    1. Hello Kelaa, if you read my blog, you will notice I keep track of this portfolio on a monthly basis. This would be a lot if work for a fake portfolio. This is my pension account, I have a total of 250k invest right now. I may be not enough for you, but keep in mind I have other priorities (spending time with my wife and three children) than saving all my money. I think I’m not too bad for someone under 40.

      Taking children out of school was easy. Once you leavec yout province, they have no jurisdiction;). When we came back, Amy and William didn’t have to do any exams to get back. In fact they were good at school and they are now even bettre (avg of 90% in most classes). They learned about life and increased their adaptability skills during the trip.



      1. Thanks for the reply, Mike. My understanding is that your pension portfolio which your blog is about is about 130k. Can you comment on what yours strategy for the investments outside your pension account?

        Anyways, the way I read your blog was that the dividend flow is actually maybe only 10% of a living income. Not exactly someone living up to their moniker.

        Did your children have any anxieties leaving their friends? Did you? Did you try to have any “curriculum” while you were away? If you have written about this in your existing blog or plan on this for future blogs, I’d like to read it.

        1. That is correct, my pension account and my RRSP together worth about 230K (I have another 21K in a RESP for my children). All my accounts are invested the very same way (all oriented toward dividend growth stocks).

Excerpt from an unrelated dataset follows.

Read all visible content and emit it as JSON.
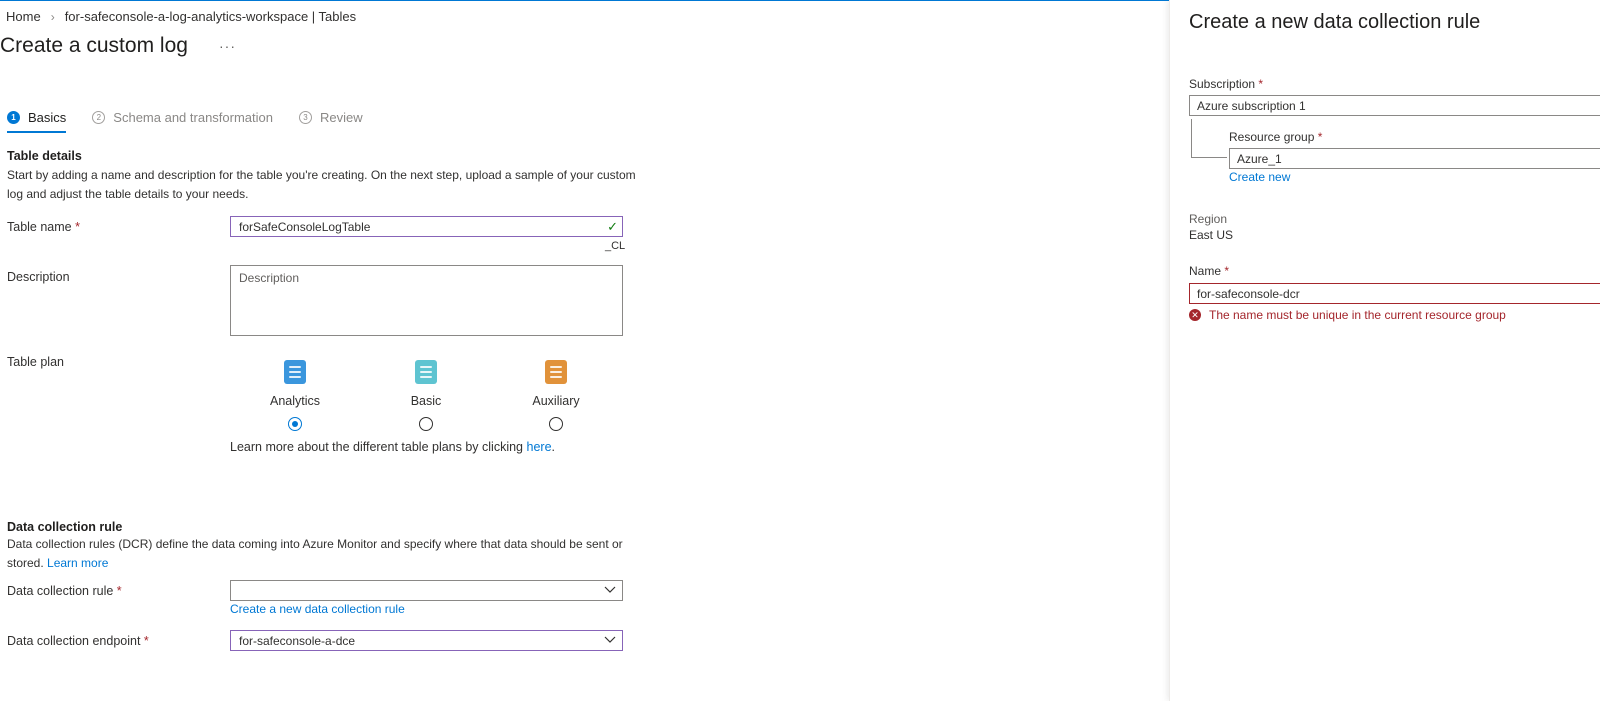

          The dividend generated by this portfolio is definitely not enough to allow someone to retire. Keep in mind I’m 37… therefore I’m very far away from retirement. In fact, I don’t plan on retire ever. As long as I can, I will keep working online. It’s just so much fun :-). This money is likely to all go to my three children at one point. Nonetheless, I should easily reach 1M$ by the age of 60.

          We were all scared to leave for different reason (my oldest son was afraid to lose his friend, my daughter was unsure about homeschooling and my third kid was just happy to leave (he was 4). We took 2 years to prepare the trip. Therefore, we had plenty of time to address each concerns. On my side, I was more worried about my family safety while crossing some borders in Central America. In the end, you realize that what you see on TV isn’t the real world.

          You can read about our trip here:


  2. Hi Mark,
    Just a comment. I have followed Mike and his DSR journey for a few months now. I have subscribed to his pro service which includes quarterly updates on my holdings. (His opinions as well as some valuable fundamental info). He has a great website and a number of helpful recorded webinars.
    Thanks to both of you for your valuable insight
    Keep it up!


Post Comment